***** DATA EXTRACT *****

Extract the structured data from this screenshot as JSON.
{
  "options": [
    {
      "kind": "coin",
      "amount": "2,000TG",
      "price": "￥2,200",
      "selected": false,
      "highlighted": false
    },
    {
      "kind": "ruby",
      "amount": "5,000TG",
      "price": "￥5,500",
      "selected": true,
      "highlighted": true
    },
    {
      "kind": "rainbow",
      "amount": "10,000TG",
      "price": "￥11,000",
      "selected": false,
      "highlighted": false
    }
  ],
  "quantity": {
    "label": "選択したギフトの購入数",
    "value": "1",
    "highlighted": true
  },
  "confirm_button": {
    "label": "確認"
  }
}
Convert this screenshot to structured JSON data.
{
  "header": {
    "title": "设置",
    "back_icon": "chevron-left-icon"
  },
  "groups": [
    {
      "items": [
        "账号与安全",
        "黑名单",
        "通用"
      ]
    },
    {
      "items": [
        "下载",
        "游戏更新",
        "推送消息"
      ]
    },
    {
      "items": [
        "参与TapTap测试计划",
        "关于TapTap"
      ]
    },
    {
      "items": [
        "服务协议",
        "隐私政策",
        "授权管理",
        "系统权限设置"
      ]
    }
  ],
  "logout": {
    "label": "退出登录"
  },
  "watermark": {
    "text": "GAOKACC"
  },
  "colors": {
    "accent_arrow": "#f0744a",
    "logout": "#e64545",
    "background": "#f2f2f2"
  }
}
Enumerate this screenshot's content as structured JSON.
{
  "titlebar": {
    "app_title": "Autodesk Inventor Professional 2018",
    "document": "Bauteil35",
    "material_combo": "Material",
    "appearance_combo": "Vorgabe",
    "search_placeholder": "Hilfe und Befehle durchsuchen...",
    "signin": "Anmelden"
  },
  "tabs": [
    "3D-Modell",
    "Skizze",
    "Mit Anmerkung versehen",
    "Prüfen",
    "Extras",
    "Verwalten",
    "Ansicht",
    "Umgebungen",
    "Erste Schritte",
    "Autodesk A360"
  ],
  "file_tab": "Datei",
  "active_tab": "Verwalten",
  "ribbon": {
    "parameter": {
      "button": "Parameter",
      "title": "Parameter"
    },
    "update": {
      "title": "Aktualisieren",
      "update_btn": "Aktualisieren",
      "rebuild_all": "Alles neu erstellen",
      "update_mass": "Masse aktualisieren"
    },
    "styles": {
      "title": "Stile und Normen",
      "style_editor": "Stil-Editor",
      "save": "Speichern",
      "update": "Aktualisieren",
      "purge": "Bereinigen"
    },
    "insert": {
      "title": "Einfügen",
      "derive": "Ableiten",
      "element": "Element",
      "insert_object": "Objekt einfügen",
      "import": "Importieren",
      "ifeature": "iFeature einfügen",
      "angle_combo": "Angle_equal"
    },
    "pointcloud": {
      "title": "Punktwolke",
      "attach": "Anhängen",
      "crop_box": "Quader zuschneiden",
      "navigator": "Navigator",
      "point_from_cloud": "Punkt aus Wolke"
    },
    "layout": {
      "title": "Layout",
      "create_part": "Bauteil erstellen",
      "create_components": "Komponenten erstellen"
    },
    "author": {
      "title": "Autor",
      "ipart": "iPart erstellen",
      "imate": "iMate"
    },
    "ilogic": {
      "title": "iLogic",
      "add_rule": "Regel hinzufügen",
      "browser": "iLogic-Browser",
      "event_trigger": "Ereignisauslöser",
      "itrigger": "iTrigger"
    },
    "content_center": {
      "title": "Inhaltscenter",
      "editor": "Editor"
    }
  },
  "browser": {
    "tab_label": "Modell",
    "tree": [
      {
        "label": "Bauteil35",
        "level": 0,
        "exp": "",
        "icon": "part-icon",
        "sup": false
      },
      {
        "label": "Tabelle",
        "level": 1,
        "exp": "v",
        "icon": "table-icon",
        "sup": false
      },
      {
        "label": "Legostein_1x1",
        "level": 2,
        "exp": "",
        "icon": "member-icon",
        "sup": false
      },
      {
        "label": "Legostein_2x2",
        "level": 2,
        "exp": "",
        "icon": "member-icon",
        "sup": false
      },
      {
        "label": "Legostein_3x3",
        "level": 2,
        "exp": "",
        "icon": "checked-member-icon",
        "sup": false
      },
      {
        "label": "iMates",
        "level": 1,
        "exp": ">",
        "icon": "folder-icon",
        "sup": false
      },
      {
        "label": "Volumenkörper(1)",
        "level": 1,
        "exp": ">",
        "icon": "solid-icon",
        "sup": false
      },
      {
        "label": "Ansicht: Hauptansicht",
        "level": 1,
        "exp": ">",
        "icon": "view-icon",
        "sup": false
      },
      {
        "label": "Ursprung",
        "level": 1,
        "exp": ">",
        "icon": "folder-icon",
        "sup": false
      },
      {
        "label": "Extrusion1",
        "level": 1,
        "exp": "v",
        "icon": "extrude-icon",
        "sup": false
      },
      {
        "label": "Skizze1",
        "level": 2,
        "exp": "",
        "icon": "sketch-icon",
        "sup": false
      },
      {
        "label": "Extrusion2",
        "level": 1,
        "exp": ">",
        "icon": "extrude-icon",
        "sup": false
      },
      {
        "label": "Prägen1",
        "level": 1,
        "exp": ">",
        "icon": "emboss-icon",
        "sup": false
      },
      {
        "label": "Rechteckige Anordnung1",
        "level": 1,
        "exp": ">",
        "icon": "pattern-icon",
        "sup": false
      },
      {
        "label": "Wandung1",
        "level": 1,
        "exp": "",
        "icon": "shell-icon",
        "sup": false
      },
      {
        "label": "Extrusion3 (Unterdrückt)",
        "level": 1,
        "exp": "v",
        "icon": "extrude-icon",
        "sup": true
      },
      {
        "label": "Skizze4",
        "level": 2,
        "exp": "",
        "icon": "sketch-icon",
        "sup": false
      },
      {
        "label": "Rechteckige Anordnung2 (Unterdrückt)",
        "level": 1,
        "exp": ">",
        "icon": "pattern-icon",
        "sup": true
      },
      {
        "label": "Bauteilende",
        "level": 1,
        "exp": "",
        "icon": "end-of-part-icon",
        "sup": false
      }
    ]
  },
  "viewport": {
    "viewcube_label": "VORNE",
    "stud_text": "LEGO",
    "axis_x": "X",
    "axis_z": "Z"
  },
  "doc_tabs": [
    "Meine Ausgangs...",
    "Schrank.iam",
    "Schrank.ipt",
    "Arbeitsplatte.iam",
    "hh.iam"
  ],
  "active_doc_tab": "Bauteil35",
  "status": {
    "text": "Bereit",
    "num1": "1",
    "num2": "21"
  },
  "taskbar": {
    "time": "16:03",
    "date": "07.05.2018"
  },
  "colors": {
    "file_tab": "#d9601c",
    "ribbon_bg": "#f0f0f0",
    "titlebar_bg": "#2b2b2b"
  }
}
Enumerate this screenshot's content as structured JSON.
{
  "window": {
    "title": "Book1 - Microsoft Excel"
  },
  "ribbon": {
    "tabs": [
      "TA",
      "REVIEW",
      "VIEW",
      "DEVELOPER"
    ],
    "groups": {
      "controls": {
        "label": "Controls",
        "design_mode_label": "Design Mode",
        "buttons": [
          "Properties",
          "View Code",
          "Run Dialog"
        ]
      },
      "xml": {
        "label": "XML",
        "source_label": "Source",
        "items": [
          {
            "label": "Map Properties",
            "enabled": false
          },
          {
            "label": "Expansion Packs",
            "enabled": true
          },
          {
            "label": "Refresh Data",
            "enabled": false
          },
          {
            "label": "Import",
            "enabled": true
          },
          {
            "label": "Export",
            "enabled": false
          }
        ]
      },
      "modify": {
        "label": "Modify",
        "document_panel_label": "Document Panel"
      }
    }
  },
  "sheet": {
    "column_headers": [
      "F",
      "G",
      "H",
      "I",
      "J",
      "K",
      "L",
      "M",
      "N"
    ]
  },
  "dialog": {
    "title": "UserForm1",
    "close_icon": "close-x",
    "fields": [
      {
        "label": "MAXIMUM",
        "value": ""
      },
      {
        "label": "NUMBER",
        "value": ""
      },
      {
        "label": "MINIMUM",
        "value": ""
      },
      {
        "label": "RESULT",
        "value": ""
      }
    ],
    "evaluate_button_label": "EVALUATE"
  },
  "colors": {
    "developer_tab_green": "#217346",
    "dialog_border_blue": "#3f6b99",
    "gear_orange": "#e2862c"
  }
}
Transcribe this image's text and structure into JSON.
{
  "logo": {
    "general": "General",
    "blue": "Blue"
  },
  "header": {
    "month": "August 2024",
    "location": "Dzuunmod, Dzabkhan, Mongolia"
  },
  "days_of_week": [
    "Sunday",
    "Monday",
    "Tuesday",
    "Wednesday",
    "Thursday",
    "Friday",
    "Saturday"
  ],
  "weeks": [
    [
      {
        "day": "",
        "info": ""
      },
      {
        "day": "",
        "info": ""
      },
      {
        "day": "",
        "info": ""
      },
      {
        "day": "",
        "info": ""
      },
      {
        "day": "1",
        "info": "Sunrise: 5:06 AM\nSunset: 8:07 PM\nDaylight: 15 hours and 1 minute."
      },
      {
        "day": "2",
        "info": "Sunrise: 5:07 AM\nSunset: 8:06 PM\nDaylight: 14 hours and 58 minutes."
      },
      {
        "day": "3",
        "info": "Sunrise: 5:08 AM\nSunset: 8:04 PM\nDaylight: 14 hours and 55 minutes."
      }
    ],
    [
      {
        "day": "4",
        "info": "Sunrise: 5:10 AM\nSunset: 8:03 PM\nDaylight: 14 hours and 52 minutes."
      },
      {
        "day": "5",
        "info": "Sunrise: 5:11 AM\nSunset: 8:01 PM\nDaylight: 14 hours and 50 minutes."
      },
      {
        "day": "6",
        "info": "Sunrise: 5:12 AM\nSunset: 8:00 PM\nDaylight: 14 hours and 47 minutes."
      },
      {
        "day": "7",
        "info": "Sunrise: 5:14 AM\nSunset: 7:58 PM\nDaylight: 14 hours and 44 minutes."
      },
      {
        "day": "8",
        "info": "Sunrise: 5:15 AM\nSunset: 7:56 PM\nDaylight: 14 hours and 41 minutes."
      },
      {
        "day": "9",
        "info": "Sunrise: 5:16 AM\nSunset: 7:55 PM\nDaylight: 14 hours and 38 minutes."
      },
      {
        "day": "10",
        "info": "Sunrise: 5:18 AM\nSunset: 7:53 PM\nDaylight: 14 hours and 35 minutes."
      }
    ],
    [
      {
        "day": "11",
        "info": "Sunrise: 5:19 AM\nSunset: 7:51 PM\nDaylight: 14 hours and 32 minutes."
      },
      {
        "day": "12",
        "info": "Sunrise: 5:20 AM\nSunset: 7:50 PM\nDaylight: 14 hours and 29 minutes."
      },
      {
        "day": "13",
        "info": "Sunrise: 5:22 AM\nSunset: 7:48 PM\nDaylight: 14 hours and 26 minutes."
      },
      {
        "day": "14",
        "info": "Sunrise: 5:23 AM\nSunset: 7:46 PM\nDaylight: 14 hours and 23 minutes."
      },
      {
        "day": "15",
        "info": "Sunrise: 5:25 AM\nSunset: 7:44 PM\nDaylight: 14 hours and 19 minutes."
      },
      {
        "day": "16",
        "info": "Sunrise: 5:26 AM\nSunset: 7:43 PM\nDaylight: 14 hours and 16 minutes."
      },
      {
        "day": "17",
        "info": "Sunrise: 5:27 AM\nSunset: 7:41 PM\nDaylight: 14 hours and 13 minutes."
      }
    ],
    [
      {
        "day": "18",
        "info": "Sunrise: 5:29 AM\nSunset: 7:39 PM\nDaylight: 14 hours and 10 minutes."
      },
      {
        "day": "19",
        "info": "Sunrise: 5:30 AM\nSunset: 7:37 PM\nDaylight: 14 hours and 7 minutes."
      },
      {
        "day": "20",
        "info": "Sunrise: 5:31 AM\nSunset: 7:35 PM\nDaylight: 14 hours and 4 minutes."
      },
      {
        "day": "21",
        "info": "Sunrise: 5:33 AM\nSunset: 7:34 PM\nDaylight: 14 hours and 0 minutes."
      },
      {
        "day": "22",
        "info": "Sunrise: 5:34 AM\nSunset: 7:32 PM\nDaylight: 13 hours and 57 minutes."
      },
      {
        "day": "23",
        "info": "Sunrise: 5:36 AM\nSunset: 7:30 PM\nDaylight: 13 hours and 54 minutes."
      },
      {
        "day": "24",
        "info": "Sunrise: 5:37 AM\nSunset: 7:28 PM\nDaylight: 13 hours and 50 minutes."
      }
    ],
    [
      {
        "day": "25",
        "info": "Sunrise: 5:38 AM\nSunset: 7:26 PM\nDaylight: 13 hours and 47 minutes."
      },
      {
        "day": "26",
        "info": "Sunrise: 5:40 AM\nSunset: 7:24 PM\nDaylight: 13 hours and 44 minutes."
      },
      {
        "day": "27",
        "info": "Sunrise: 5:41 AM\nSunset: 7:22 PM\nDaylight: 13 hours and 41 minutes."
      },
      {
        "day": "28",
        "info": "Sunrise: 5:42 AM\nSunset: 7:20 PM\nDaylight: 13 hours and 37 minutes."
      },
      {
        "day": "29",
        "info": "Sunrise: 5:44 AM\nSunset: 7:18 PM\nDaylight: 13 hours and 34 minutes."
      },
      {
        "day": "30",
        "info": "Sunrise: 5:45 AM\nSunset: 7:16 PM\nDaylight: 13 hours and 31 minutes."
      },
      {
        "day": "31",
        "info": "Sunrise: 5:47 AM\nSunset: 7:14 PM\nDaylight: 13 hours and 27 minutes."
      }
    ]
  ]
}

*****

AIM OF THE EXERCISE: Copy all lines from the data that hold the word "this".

RESULT OF THE EXERCISE:
Extract the structured data from this screenshot as JSON.
Convert this screenshot to structured JSON data.
Enumerate this screenshot's content as structured JSON.
Enumerate this screenshot's content as structured JSON.
Transcribe this image's text and structure into JSON.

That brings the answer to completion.